December 2016 saw capital city dwelling values rise by 1.4%, taking the annual capital gain for 2016 to 10.9%; the highest growth rate for a calendar year since 2009. Factoring in gross rental yields and capital gains, housing as an asset class, earned a total annual return of 14.7% based on the combined capital cities index results.
Across Australia’s capital cities, the annual change in dwelling values for 2016 ranged from -4.3% in Perth to 15.5% in Sydney, with Melbourne and Hobart also showing annual capital gains higher than 10%.
CoreLogic head of research Tim Lawless said, “Capital city growth rates have also shown a growing divergence between the broad housing product types. Over the past twelve months we have seen capital city house values rise by 11.6%, while unit values have increased by roughly half the pace at 5.9%.”
“The divergence in growth rates is the most distinct in Melbourne and Brisbane, where concerns around unit oversupply have eroded buyer confidence. Melbourne house values are up 15.1% over the year compared with a 1.7% rise in unit values, while Brisbane house values are 4.0% higher over the year, with unit values falling by -0.2%.”
Australia’s regional housing markets generally did not experience the same growth conditions as the capital cities, with annual growth to November recorded at 2.8% across the combined regional markets. Regional New South Wales showed the strongest growth conditions, with non-capital city house values rising 7.3% over the 12 month period to November 2016. According to Mr Lawless, the remaining rest-of-state regions showed relatively sedate conditions, with values rising by half a per cent across regional Victoria, 1% across regional Queensland and 1.1% across regional South Australia. Regional Western Australia recorded a 7% fall in house values over the year.
Index results as at December 31, 2016
“Mr Lawless said, “Those regional areas with intrinsic ties to the mining and resources sector have continued to record weaker housing market conditions since the end of the mining infrastructure boom, with Perth and Darwin recording the weakest housing market conditions across the capital cities.

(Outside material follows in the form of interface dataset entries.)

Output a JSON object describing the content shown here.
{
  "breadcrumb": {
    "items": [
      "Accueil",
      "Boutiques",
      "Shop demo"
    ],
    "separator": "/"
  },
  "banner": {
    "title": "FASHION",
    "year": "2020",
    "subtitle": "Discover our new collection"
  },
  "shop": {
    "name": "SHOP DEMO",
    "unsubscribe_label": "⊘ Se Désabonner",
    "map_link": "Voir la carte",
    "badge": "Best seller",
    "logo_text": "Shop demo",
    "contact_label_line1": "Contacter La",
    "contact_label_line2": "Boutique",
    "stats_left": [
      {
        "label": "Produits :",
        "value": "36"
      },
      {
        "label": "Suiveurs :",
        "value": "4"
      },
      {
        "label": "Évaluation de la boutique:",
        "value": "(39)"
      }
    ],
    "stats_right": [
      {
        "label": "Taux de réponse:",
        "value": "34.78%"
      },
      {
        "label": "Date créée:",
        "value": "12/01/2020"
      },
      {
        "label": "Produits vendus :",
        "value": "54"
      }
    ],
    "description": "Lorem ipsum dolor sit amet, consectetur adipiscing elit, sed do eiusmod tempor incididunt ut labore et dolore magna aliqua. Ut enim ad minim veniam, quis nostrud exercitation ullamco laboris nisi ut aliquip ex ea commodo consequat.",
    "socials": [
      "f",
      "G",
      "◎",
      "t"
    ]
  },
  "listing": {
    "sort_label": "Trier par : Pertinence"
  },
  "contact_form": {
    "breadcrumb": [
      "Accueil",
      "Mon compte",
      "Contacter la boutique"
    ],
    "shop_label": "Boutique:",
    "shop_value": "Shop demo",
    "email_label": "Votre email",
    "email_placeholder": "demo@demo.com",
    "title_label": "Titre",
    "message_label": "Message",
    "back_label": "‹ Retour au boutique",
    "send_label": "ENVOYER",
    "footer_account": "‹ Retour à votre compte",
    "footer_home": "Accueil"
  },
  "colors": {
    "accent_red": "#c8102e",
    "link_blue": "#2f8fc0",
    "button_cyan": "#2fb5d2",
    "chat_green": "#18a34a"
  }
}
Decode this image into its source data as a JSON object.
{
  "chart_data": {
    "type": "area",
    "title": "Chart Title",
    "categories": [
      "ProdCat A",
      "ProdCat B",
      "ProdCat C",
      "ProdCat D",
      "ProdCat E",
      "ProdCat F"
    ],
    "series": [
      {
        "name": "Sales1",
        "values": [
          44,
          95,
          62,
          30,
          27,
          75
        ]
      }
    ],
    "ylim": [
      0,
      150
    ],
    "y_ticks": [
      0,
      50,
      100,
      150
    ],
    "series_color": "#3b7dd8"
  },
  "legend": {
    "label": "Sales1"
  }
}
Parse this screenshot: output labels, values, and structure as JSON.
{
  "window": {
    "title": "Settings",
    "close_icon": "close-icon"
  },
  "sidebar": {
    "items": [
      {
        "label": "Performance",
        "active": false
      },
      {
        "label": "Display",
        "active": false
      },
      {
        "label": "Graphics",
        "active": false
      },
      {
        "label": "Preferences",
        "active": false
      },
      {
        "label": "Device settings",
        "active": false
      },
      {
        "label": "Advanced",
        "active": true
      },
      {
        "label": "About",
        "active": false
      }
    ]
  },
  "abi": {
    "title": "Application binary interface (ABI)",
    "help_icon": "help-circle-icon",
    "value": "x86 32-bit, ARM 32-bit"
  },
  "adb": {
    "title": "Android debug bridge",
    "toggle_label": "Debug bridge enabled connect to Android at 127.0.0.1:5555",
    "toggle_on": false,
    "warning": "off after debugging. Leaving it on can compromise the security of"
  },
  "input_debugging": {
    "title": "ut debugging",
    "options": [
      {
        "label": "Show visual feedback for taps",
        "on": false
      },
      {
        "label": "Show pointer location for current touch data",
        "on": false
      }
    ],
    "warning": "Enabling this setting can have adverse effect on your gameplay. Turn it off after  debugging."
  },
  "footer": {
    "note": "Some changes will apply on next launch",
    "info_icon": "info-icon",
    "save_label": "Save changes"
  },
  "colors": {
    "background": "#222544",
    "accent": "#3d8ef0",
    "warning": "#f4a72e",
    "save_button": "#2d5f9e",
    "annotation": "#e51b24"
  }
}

“Since values peaked in these markets during 2014, values have fallen by a cumulative 7.9% in Perth and 5.9% in Darwin. More recently both these markets have shown signs of moving through the low point of their respective downturns, with values rising by 2.8% and 5.9% respectively over the final quarter of 2016."
Based on the annual housing market results, Mr Lawless said it is clear that housing markets across Australia have responded to regional differences in economic and demographic trends; strong population growth and economic activity have driven value growth in Sydney and Melbourne, however, more recently strong growth trends have spread to Hobart and Canberra, as well as many of the coastal and lifestyle markets where values are now also rising swiftly.
Post Global Financial Crisis, the CoreLogic index results show that Sydney’s dwelling values have almost doubled, rising by 97.5% since January 2009, whilst Melbourne dwelling values have increased by 83.5% over the same time frame. Every other capital city has seen dwelling values rise at substantially lower rates over this period, highlighting just how strong the Sydney and Melbourne housing market conditions have been over the past 8 years.
Mr Lawless said, “Sydney-siders saw dwelling values increase by approximately $10,000 per month over the past year, creating a significant boost in wealth for home owners; at the same time we’ve seen mounting affordability challenges for aspiring home owners.”
The recent CoreLogic Housing Affordability Report shows Sydney dwelling prices were 8.3 times higher than annual household incomes and households were dedicating an average of 44.5% of their income to service a mortgage (based on an 80% loan to valuation ratio and the average discounted variable mortgage rate).